### WHAT YOU WILL DO
Leave every picture out. Set down all the lines below exactly.

(Interface dataset entries)
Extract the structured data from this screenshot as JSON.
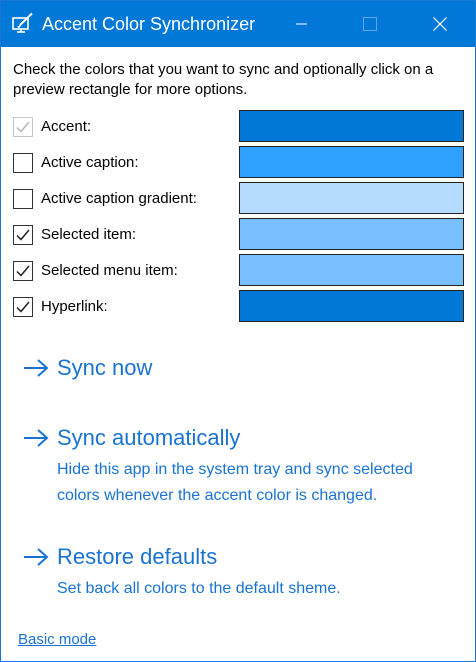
{
  "window": {
    "title": "Accent Color Synchronizer",
    "icon": "palette-brush-icon",
    "controls": [
      "minimize-icon",
      "maximize-icon",
      "close-icon"
    ]
  },
  "intro_text": "Check the colors that you want to sync and optionally click on a preview rectangle for more options.",
  "colors": [
    {
      "label": "Accent:",
      "checked": true,
      "disabled": true,
      "color": "#0078d7"
    },
    {
      "label": "Active caption:",
      "checked": false,
      "disabled": false,
      "color": "#2ea1ff"
    },
    {
      "label": "Active caption gradient:",
      "checked": false,
      "disabled": false,
      "color": "#b5dcff"
    },
    {
      "label": "Selected item:",
      "checked": true,
      "disabled": false,
      "color": "#78bfff"
    },
    {
      "label": "Selected menu item:",
      "checked": true,
      "disabled": false,
      "color": "#78bfff"
    },
    {
      "label": "Hyperlink:",
      "checked": true,
      "disabled": false,
      "color": "#0078d7"
    }
  ],
  "actions": [
    {
      "title": "Sync now",
      "description": ""
    },
    {
      "title": "Sync automatically",
      "description": "Hide this app in the system tray and sync selected colors whenever the accent color is changed."
    },
    {
      "title": "Restore defaults",
      "description": "Set back all colors to the default sheme."
    }
  ],
  "basic_mode_link": "Basic mode",
  "theme": {
    "titlebar": "#0078d7",
    "link": "#1a73d2"
  }
}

### ANSWER TO THIS EXERCISE
Extract the structured data from this screenshot as JSON.
{
  "window": {
    "title": "Accent Color Synchronizer",
    "icon": "palette-brush-icon",
    "controls": [
      "minimize-icon",
      "maximize-icon",
      "close-icon"
    ]
  },
  "intro_text": "Check the colors that you want to sync and optionally click on a preview rectangle for more options.",
  "colors": [
    {
      "label": "Accent:",
      "checked": true,
      "disabled": true,
      "color": "#0078d7"
    },
    {
      "label": "Active caption:",
      "checked": false,
      "disabled": false,
      "color": "#2ea1ff"
    },
    {
      "label": "Active caption gradient:",
      "checked": false,
      "disabled": false,
      "color": "#b5dcff"
    },
    {
      "label": "Selected item:",
      "checked": true,
      "disabled": false,
      "color": "#78bfff"
    },
    {
      "label": "Selected menu item:",
      "checked": true,
      "disabled": false,
      "color": "#78bfff"
    },
    {
      "label": "Hyperlink:",
      "checked": true,
      "disabled": false,
      "color": "#0078d7"
    }
  ],
  "actions": [
    {
      "title": "Sync now",
      "description": ""
    },
    {
      "title": "Sync automatically",
      "description": "Hide this app in the system tray and sync selected colors whenever the accent color is changed."
    },
    {
      "title": "Restore defaults",
      "description": "Set back all colors to the default sheme."
    }
  ],
  "basic_mode_link": "Basic mode",
  "theme": {
    "titlebar": "#0078d7",
    "link": "#1a73d2"
  }
}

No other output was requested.